Small and medium-sized businesses (SMBs) haven’t always had it easy. Huge, multi-national corporations had all the resources, all the hiring power, all the brand recognition and, consequently, all the market share.
But things have begun to shift dramatically in recent years.
You’ve heard all about disruption, and that’s because it’s happening in industries that have never experienced it before. SMBs are fighting back against big businesses, offering better services at competitive prices and getting more attention and more dollars from customers.
The last few years have only been the beginning. Here’s why this year is going to be even bigger for SMBs.
1. The Democratization of Data
Until recently, analytics and big data have only been available to the Fortune 1000 companies – businesses with sufficient revenue to employ full-time analysts to crunch the data. Now, every business can track sales metrics, marketing ROI, and support performance without a huge investment in hiring highly-trained analysts. Data is easier to collect, easier to analyze and easier to understand than ever. It’s also available and accessible to all levels of employees, not just CEOs and managers. SMBs are using these tools to drive efficiencies and compete more effectively against bigger businesses.

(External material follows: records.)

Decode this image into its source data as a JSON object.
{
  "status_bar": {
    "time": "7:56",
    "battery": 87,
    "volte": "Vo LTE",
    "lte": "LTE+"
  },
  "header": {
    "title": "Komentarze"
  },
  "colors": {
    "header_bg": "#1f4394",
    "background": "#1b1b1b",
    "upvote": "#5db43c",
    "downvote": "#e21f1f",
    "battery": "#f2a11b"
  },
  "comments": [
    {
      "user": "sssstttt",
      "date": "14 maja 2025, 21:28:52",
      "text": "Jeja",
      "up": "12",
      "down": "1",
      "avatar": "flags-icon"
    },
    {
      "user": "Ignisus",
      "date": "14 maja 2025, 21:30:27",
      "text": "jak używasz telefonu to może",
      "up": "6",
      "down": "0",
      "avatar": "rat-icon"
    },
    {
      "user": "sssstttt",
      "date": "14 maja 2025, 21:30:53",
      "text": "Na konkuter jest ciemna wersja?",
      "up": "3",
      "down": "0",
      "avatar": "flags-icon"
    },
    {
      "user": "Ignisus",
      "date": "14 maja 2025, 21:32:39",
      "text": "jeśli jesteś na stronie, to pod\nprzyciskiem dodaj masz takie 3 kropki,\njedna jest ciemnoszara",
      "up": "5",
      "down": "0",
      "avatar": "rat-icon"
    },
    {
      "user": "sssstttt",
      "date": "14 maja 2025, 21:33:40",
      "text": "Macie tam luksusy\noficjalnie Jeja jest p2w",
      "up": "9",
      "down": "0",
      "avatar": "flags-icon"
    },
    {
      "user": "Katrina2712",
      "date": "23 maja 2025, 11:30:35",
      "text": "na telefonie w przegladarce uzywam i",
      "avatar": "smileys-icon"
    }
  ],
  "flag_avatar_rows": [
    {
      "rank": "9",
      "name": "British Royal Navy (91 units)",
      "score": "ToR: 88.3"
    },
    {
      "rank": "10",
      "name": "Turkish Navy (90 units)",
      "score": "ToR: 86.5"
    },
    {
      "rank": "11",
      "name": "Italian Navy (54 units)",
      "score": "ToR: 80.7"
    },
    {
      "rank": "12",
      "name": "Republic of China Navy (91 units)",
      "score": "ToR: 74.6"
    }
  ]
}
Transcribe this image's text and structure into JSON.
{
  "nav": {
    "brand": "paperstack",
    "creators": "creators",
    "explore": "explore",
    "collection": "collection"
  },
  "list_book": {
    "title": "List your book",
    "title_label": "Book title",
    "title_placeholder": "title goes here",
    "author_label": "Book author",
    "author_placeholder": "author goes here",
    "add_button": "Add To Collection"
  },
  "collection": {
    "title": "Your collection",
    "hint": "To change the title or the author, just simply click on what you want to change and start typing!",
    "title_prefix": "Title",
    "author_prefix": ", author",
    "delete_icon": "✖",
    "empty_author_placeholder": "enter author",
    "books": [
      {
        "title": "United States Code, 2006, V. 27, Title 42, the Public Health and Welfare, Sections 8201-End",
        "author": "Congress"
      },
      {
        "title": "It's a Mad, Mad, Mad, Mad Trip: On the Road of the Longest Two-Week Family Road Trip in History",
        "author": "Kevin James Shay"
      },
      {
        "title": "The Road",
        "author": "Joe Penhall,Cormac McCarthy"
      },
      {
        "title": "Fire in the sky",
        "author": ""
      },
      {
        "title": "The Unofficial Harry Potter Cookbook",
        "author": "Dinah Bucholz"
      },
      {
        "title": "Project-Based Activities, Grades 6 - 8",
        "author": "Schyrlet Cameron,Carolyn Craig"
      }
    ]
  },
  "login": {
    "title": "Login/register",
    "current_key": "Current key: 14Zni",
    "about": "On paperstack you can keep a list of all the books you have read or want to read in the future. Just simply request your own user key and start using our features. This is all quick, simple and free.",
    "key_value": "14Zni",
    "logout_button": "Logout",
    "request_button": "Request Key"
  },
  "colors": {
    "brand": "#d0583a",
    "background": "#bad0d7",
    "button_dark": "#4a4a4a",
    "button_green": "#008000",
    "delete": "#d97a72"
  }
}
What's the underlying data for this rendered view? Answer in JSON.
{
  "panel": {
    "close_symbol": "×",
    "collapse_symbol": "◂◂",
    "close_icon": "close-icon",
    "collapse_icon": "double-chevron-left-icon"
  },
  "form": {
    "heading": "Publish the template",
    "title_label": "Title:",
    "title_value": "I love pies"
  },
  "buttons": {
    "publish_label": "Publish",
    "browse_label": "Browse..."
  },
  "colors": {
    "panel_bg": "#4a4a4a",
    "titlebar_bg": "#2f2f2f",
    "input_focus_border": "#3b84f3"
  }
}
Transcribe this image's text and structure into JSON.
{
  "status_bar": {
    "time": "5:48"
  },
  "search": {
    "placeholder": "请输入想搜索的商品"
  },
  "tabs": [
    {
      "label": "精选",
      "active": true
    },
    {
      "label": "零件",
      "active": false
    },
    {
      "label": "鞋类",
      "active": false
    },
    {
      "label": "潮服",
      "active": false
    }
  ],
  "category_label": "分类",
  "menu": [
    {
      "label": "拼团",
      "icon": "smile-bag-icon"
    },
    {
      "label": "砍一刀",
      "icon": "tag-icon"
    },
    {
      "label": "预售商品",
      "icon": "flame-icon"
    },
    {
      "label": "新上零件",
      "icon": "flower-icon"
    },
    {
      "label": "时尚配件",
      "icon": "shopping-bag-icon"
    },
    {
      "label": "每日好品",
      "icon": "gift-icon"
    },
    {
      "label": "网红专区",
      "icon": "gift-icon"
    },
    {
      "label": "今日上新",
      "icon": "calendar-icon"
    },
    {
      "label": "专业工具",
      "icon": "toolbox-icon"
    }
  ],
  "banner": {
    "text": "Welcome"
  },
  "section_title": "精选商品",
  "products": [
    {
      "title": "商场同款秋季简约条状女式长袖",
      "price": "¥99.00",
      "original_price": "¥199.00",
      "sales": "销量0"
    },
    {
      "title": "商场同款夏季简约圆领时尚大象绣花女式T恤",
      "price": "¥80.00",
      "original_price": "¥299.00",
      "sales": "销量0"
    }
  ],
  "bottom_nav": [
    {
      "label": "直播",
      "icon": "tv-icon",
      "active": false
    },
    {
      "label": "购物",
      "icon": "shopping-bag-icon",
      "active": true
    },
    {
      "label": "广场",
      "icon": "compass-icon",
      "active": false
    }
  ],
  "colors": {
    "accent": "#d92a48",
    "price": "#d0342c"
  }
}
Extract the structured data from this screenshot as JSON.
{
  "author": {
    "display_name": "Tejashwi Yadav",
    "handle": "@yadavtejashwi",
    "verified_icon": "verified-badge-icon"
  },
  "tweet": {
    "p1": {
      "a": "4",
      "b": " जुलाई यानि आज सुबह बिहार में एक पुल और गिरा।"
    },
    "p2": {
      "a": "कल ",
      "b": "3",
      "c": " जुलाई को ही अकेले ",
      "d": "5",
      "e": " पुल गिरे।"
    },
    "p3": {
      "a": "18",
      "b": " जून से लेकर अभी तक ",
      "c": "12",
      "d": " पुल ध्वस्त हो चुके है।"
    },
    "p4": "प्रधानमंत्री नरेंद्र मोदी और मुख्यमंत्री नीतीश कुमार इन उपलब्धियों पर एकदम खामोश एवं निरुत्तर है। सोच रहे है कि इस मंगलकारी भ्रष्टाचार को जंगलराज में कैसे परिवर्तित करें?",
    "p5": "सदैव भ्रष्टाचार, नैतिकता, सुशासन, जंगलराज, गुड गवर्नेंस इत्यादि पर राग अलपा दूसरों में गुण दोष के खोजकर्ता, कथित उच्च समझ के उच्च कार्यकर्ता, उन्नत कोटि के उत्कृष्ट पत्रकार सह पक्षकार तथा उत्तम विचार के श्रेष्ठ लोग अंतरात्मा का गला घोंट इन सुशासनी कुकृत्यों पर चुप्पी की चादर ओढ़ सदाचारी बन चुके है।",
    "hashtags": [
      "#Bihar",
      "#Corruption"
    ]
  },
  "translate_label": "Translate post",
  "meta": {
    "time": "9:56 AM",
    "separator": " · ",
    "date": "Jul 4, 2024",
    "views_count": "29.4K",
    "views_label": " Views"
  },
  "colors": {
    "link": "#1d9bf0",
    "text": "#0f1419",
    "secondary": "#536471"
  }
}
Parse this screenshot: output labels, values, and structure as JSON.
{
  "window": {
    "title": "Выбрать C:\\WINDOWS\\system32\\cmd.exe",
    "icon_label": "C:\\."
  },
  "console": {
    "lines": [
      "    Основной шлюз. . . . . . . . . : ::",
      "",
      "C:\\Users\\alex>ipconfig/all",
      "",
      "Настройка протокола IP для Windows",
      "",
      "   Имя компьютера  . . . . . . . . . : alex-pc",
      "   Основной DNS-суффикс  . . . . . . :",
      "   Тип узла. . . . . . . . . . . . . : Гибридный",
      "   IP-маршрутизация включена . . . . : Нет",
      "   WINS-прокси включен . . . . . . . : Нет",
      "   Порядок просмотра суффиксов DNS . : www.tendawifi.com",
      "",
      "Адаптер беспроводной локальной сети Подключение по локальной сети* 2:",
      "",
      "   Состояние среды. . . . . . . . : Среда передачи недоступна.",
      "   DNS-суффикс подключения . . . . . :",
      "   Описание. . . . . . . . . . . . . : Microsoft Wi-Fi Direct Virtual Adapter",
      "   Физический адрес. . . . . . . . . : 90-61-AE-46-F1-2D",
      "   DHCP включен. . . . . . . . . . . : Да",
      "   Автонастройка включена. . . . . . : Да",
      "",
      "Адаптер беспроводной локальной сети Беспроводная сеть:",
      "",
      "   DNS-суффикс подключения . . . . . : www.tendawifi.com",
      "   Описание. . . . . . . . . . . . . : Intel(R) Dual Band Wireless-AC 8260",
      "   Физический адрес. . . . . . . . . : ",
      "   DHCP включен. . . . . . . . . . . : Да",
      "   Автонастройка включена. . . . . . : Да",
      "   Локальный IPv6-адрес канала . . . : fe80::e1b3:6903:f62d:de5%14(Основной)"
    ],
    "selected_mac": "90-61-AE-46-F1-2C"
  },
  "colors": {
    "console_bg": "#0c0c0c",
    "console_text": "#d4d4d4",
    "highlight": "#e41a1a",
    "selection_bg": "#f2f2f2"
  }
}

2. As-a-Service Advantages
Until recently, when someone wanted to launch a business – especially a technology-focused business – they needed a huge amount of cash up-front. Every business needed servers, hardware, expensive on-premises solutions, and a host of other products in order to run effectively. But now, more and more is offered to businesses as a service for a much lower monthly fee. You have Software-as-a-Service, Database-as-a-Service, Platform-as-a-Service, and everything else you need to run a business. A founder no longer has to raise a huge amount of cash at the beginning, but can start off small and then scale as the business grows. This allows many more businesses to get off the ground with less cash in hand.
3. More Available Capital
Even though SMBs don’t need as much capital to launch, there’s more money than ever available if you can turn a savvy investor into a believer. There’s no doubt that 2015 is going to be a huge year for venture capital. As more and more startups go public and see massive success, VCs want to invest more money in promising businesses in the coming year. Investors are more willing to take risks on new ideas. VCs are always looking to fund the SMB that could turn into the next IPO.
4. Growing Customer Trust
Just as investors are more willing to take a chance on SMBs, so are consumers. There are so many success stories like Salesforce and Uber that customers have realized SMBs are not as volatile as they may have imagined. Customers have become much more willing to step outside their comfort zone and trust a small businesses. Rather than go with the status quo or following the rest of the herd, people want to try something new and cutting-edge. They’d rather be the early adopter than miss out on the next big thing.
5. Disruption is In
Everyone is talking disruption for a reason – it’s a real business opportunity. People have realized that there’s an opportunity to disrupt some of the most entrenched and unchanging industries, including cars, education, and even banking. Every business wants to be Facebook for X, or Netflix for Y. There’s even a parody website making fun of this now-common startup pitch. Even though some of these ideas will fail, others will be able to compete with the existing companies and maybe, eventually, displace them.
6. More Small Niches
In addition to disruption, SMBs have learned to take advantage of small, underserved niches within larger markets. While a huge company may be offering products to the masses, they’re simply not reaching every key demographic. That’s where one small business can jump in and start fighting back. For example, in social media there are an array of companies offering services to help improve your presence online. But a company like GaggleAMP offers easy amplification for social, servicing a niche within the broader social media industry. There’s a surprising amount of opportunity in these underserved groups, and more SMBs will take advantage of that in 2015.
7. New Buying Processes
Buyers have more power than ever and can do their own research to learn about the right companies and solutions for their needs. An interested customer no longer has to go through multiple layers of salespeople, sign up for a demo, and spend hours on the phone negotiating a deal. With relatively little hassle, customers can sign up online to try out SaaS products, analyze their results, and easily buy. This is known as “touchless buying” and makes it easier and more appealing to buy products.
8. Agile Innovation
In the past, big businesses were the only ones with the money to invest in funding serious technology research, leading to breakthroughs from big names like IBM. But now, large businesses simply cannot change and adapt at the fast pace of SMBs. Staying small and nimble allows for businesses to make quick adjustments – to their product, their selling process, their marketing efforts, etc. – to improve and grow. Technology is changing daily and big businesses are struggling to keep up with the pace of innovation.
For the SMBs that are able to find their niche, disrupt the market, and stay agile – succeeding in their market will be a snap. Everything is converging to make 2015 the biggest year ever for SMBs.